Street Rodder Road Tour–Custom Trim

Street Rodder Road Tour 2013

With the big stuff out of the way (top chop, body channel, and other body modifications), we could concentrate on some of the smaller details on the car, such as the side trim. In the Eric Black rendering, a thin piece of trim is shown running down the side of the car, with a stylish dip just past the rear wheel opening. To make this happen, we once again called on Richard and Delton, as they are the metal masters of this project. Keep reading to see how they did it!

Street Rodder Road Tour 2013

Richard starts with a flat piece of steel, and makes a few marks to designate the cut lines, and the break lines. He will use the stomp shear to cut the metal.

Street Rodder Road Tour 2013

Once the cuts are to his liking, he double checks his measurements and places the strip of steel into the metal brake. The bends need to be 180-degrees, so brake will get him close, but not all the way to 180.

Street Rodder Road Tour 2013

The rest of the 180-degree bend is done with a hammer and piece of wood.

Street Rodder Road Tour 2013

The piece of trim has a natural bow in it so Richard ran it through the bead roller to help straighten it out. This also helps fold the edges flat.

Street Rodder Road Tour 2013

The door and front fender pieces are fairly simple since they are straight. Richard filled the original trim holes, and drilled new ones for the new trim.

Street Rodder Road Tour 2013

The ends of each piece are folded over, trimmed and welded to have a clean look that doesn’t snag when the door is opened.

Street Rodder Road Tour 2013

We used trim clips from another application and they snapped into place easily.

Street Rodder Road Tour 2013
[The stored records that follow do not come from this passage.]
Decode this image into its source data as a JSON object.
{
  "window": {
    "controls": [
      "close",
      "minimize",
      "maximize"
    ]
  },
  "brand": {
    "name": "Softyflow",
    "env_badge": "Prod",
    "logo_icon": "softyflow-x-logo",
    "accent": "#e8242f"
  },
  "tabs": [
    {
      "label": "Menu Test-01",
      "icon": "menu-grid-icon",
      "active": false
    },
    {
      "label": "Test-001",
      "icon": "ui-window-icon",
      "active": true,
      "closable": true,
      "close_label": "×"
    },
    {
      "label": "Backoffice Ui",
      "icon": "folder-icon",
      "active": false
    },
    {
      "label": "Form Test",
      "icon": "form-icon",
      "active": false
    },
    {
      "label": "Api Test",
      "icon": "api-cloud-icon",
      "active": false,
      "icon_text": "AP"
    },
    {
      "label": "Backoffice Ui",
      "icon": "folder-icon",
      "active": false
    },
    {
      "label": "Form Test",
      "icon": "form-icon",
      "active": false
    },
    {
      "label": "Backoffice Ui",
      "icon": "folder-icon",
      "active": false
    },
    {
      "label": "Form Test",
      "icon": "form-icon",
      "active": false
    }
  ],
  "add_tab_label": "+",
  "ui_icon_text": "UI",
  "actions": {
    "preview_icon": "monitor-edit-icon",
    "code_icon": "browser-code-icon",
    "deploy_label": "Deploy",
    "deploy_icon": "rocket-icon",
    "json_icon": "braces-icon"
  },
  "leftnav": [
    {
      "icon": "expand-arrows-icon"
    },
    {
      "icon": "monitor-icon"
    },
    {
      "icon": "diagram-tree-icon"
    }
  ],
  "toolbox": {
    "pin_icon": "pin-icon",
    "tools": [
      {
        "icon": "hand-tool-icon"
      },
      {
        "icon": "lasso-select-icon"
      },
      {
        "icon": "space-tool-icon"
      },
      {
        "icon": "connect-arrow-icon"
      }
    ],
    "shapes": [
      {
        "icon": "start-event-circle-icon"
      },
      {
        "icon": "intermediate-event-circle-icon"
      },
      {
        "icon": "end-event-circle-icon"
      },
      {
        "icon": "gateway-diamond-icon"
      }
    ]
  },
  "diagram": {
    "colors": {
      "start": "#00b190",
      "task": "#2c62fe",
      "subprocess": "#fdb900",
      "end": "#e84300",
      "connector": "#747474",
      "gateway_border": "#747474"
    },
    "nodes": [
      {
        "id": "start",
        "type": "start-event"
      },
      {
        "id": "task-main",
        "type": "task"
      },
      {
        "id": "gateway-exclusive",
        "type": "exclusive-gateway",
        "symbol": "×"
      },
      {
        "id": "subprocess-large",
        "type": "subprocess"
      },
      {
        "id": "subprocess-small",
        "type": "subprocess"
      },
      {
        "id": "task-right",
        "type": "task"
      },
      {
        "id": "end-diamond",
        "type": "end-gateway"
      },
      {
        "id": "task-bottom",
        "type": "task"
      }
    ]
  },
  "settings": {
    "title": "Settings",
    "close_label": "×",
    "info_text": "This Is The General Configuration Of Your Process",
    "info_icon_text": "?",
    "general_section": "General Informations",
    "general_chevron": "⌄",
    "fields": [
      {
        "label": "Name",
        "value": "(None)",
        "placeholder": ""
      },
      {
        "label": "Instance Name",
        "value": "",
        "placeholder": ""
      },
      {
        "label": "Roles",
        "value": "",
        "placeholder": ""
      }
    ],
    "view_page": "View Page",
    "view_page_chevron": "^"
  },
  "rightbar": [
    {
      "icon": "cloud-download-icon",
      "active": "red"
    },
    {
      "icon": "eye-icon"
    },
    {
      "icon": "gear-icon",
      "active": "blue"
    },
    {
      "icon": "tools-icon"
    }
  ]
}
As for the quarter panel pieces, they were NOT easy! The dip just behind the rear wheel opening offered a big challenge. Delton figured it out though…

Street Rodder Road Tour 2013

Delton took melted lead, left over from the lead bodywork, and melted it into the trim. This gives the trim a strong backbone, so he can make the necessary bends.

Street Rodder Road Tour 2013

Then, Delton used an old rim-rolling machine over at the Coker Tire machine shop, and rolled the trim in small increments until the bend met his template.

Street Rodder Road Tour 2013

The finished product gives the Street Rodder Road Tour ’51 Ford a clean, custom look. It matches the rendering perfectly, and it’ll look awesome after it gets back from Sherm’s Custom Chrome Plating.

Leave a Reply

Your email address will not be published. Required fields are marked *